### Exercise prompt
Return only those lines of the listing in which "time" appears.

### Supplied data
'''

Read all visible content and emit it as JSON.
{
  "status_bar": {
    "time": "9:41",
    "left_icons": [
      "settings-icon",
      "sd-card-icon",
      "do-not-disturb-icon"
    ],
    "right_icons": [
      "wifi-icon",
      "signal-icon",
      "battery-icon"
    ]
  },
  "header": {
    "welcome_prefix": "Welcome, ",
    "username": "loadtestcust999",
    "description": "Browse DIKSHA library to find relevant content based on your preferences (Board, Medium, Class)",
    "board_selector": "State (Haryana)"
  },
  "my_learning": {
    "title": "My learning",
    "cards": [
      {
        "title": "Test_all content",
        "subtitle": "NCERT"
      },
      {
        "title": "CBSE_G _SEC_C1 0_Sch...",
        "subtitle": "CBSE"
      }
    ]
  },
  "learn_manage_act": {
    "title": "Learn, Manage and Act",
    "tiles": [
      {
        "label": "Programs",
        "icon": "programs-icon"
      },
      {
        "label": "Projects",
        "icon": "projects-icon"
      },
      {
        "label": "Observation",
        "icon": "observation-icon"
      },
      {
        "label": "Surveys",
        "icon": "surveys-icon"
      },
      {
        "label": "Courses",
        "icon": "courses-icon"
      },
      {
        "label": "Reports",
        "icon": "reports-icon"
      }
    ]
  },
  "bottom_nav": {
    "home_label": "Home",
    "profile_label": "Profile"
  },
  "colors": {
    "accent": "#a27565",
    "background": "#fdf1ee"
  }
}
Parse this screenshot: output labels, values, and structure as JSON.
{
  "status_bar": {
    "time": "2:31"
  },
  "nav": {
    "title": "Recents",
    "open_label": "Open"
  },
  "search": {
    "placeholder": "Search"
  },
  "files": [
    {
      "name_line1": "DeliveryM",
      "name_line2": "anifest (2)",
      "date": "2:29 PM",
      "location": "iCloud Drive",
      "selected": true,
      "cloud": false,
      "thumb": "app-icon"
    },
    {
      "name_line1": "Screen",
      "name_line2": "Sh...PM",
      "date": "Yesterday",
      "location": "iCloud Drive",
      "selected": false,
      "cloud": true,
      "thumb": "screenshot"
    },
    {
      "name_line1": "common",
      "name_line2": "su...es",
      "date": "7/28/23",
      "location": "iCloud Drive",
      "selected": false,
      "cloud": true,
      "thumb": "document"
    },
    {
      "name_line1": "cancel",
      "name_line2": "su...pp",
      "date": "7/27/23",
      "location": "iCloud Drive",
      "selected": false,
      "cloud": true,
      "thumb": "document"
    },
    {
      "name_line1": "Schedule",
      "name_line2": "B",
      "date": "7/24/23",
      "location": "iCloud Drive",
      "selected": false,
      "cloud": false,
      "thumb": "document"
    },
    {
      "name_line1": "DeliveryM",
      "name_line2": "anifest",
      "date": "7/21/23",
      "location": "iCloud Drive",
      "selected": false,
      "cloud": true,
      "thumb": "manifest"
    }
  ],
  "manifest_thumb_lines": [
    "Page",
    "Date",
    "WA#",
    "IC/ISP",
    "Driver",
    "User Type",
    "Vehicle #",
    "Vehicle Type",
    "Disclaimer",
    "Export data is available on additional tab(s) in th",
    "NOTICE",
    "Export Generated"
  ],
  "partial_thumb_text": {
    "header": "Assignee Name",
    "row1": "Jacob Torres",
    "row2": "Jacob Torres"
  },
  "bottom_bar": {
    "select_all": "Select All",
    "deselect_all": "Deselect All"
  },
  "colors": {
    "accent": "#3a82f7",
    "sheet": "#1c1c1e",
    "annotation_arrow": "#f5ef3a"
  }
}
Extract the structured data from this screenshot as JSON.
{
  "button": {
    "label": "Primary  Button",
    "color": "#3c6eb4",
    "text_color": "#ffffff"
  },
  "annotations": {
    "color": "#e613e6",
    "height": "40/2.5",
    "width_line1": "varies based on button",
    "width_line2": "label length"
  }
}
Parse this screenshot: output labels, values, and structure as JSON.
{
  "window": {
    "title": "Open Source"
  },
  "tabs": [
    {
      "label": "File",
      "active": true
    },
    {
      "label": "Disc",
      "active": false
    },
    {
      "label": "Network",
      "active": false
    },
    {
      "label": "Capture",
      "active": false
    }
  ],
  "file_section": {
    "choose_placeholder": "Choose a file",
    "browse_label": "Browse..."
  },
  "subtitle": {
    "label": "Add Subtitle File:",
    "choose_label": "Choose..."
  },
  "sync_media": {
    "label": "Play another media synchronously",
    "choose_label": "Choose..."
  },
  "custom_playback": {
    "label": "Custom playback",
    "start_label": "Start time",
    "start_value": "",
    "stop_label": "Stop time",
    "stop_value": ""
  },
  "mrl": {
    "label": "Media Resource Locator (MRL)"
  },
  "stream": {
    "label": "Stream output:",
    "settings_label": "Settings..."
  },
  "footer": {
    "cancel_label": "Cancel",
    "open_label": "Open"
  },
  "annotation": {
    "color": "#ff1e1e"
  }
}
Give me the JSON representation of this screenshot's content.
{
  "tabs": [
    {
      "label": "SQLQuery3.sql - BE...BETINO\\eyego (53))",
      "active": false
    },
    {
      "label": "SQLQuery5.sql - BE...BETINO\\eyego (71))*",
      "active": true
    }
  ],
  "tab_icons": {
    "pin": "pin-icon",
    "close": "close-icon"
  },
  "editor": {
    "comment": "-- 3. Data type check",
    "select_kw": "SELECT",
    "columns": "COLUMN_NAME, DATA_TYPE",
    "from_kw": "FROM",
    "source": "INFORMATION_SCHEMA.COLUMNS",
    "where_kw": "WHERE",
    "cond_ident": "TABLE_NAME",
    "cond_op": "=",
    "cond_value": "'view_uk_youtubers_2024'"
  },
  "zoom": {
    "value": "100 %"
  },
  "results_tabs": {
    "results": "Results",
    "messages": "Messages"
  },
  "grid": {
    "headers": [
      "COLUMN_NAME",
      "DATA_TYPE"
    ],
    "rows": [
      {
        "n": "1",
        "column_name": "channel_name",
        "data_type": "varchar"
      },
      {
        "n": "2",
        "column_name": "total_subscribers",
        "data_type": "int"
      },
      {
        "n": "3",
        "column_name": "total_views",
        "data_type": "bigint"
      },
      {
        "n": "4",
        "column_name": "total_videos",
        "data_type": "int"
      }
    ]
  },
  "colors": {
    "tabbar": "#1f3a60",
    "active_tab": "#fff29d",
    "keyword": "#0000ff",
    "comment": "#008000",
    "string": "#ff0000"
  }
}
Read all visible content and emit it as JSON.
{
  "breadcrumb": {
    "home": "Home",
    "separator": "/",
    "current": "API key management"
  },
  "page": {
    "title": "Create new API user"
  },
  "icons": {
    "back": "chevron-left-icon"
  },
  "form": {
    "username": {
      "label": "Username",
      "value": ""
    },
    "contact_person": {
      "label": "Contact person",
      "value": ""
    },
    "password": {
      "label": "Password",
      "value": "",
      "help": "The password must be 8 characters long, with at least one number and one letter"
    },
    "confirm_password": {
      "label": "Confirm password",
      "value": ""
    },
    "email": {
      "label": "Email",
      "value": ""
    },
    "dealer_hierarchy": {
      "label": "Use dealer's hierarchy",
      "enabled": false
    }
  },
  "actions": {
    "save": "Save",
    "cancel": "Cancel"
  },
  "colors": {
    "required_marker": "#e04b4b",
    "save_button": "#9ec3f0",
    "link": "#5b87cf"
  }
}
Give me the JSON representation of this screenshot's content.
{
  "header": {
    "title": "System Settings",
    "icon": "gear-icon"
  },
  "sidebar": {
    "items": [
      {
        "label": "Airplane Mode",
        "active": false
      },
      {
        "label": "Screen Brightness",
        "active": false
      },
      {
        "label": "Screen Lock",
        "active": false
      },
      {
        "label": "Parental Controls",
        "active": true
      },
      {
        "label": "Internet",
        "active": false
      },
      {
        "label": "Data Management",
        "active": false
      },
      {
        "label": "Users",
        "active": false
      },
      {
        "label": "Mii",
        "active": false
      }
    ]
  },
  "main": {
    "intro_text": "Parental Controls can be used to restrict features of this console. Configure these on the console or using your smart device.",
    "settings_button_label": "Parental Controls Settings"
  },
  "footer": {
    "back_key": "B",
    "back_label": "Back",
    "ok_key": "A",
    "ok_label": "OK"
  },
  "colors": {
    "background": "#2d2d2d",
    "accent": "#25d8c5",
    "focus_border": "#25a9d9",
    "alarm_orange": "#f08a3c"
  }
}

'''

### Response box
    "time": "9:41",
    "time": "2:31"
    "start_label": "Start time",
    "stop_label": "Stop time",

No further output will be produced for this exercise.